A survey was conducted after the SEA Games to gauge volunteers’ response. Results found that 80% were satisfied with their participation and planned to continue their volunteering journey. About 2,000 who volunteered for the 28th SEA Games signed up for the 8th ASEAN Para Games, accounting for half the volunteer force.
Many within Team Nila are seasoned volunteers, sacrificing their leave and leisure time for the opportunity to be part of major events. The sheer thrill of watching events up close, the opportunity to pick up a new skill or two, the friendships forged, the memorable teamwork and the satisfaction of doing something useful make it all worthwhile.
Retiree Tang Chun Tuck volunteered at all four editions of the SEA Games hosted in Singapore. He was a first-aid officer in the first three – in 1973, 1983 and 1993 – and a Media Relations Officer in 2015. The adrenaline rush during the events kept him energised. “It was gratifying to act swiftly on requests,” said Chun Tuck. At the recent Games, he had to think fast and act quickly. In one incident, some photographers missed out on a good vantage point for the start of the 100-metre races as they had arrived late. Chun Tuck guided them to another spot where they could capture the finishing line up close. “When they got their shot, their disappointment turned into joy. How could I not feel happy too?” he said.
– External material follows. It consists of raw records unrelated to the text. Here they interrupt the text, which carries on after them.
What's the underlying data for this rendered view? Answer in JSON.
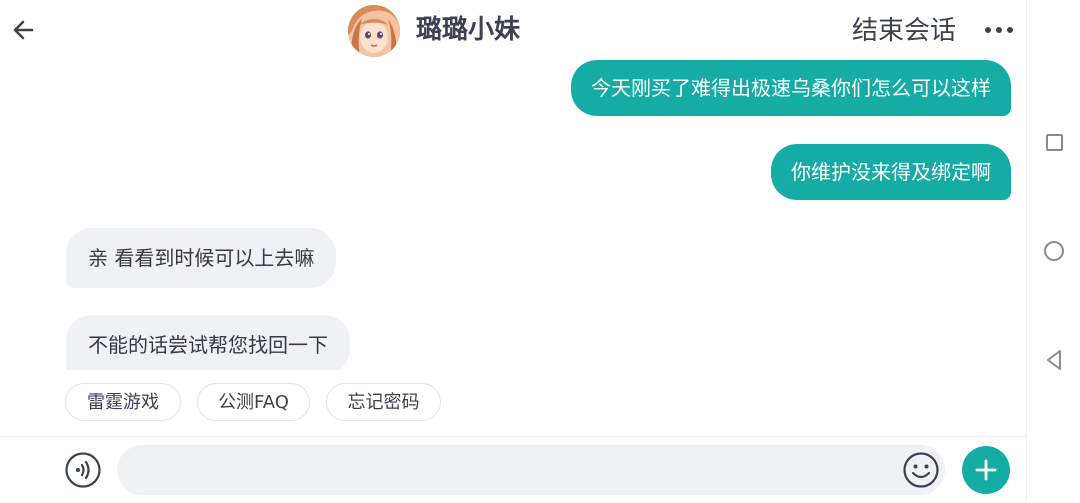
{
  "header": {
    "title": "璐璐小妹",
    "end_chat_label": "结束会话"
  },
  "messages": [
    {
      "side": "right",
      "text": "今天刚买了难得出极速乌桑你们怎么可以这样"
    },
    {
      "side": "right",
      "text": "你维护没来得及绑定啊"
    },
    {
      "side": "left",
      "text": "亲 看看到时候可以上去嘛"
    },
    {
      "side": "left",
      "text": "不能的话尝试帮您找回一下"
    }
  ],
  "quick_replies": [
    "雷霆游戏",
    "公测FAQ",
    "忘记密码"
  ],
  "input": {
    "value": "",
    "placeholder": ""
  },
  "colors": {
    "accent": "#16aca6",
    "incoming_bubble": "#eff1f5",
    "text_dark": "#3a4150"
  },
  "icons": {
    "back": "arrow-left-icon",
    "more": "more-dots-icon",
    "voice": "voice-icon",
    "emoji": "smiley-icon",
    "plus": "plus-icon"
  }
}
Budi Wu Hao Lin signed up with Team Nila in 2013 in response to an invitation by SportSG to be part of the 28th SEA Games, and he has not looked back since. From the SEA Games, in which he served as Delegation Liaison Officer for the Indonesian contingent, he has gone on to volunteer for the FINA World Junior Swimming Championships 2015 as a Liaison Officer, HSBC World Rugby Singapore Sevens 2016 as a Workforce Manager and Rio 2016 Summer Olympics as a National Olympic Committee Assistant.
Much as they have given, they have also received in spades. For Michele Mitin, a citizen for over a decade and a volunteer since 2013, being in Team Nila was a life changer. “Previously, I was a stay-home mum, enjoying shopping and regular travel, and that was enough for me. The Team Nila experience through the SEA Games, APG and other sports events made my life more colourful and energetic. The defining moment for me was when I was selected to be part of the SG50 Celebrations. For the first time I was feeling truly Singaporean. I used to think that it would be hard to mix with locals but the Team Nila experience actually brought me more local friends,” she said.
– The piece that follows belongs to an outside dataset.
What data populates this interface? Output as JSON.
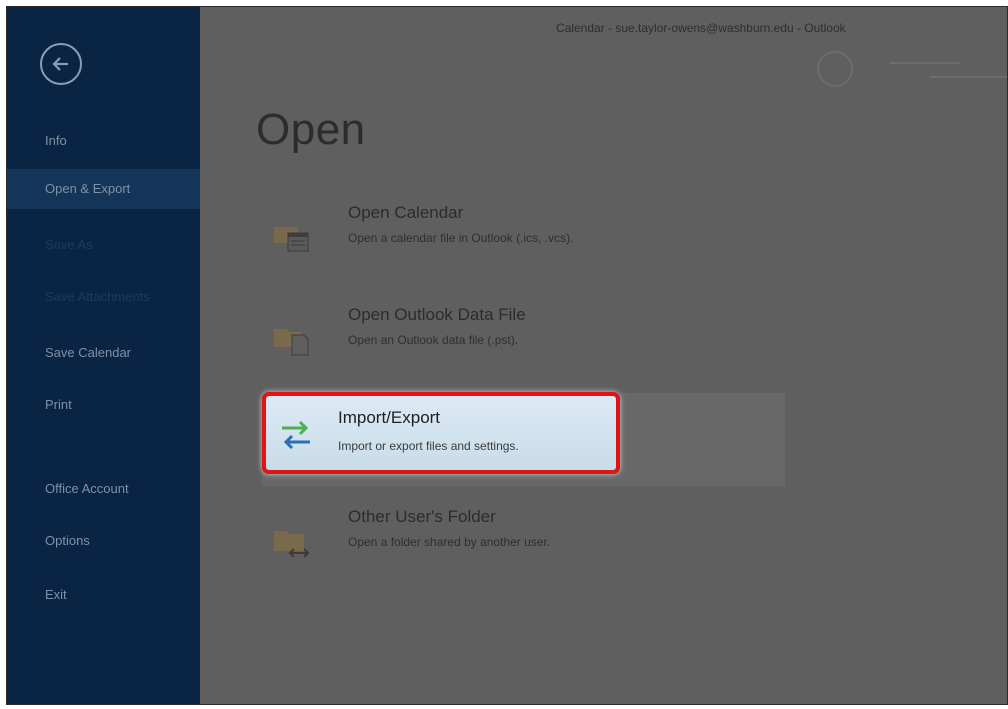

Exploring Wider Vistas
SportSG is continuing to leverage on the momentum generated so far to expand the capabilities and capacities for Team Nila. Together with Team Nila, SportSG has already begun to explore how they can leverage this sizeable, diverse talent pool to co-create ideas, champion social causes and enhance the quality of the volunteering experiences for the greater good of the community.
One such example was the HSBC World Rugby Singapore Sevens 2016 in April where the volunteers ran the entire show. Led by Hanaffia Hamzah, the volunteers were involved at an early stage, working with SportSG officers to lead and manage the tournament, which involved 16 international teams playing 45 matches over two days.
SportSG is committed to investing resources to develop Team Nila to take on the tasks at hand and to help them grow. Through continuous learning, Team Nila can develop and move on to the next level where they are empowered and equipped to co-create, co-design, co-lead, co-manage and co-op.
Given the multitude of talents and the strength of their commitment to give back to the community through sport, the potential for Team Nila to be a force for good is immense. That potential can only get bigger as the team expands to a 30,000 strong force by 2030.
While sport may be the focal point of their collective efforts, volunteers can harness this energy and enthusiasm to other community-based activities and events, making Team Nila a year-round volunteer force, helping to build a caring, resilient and cohesive nation and an enduring ho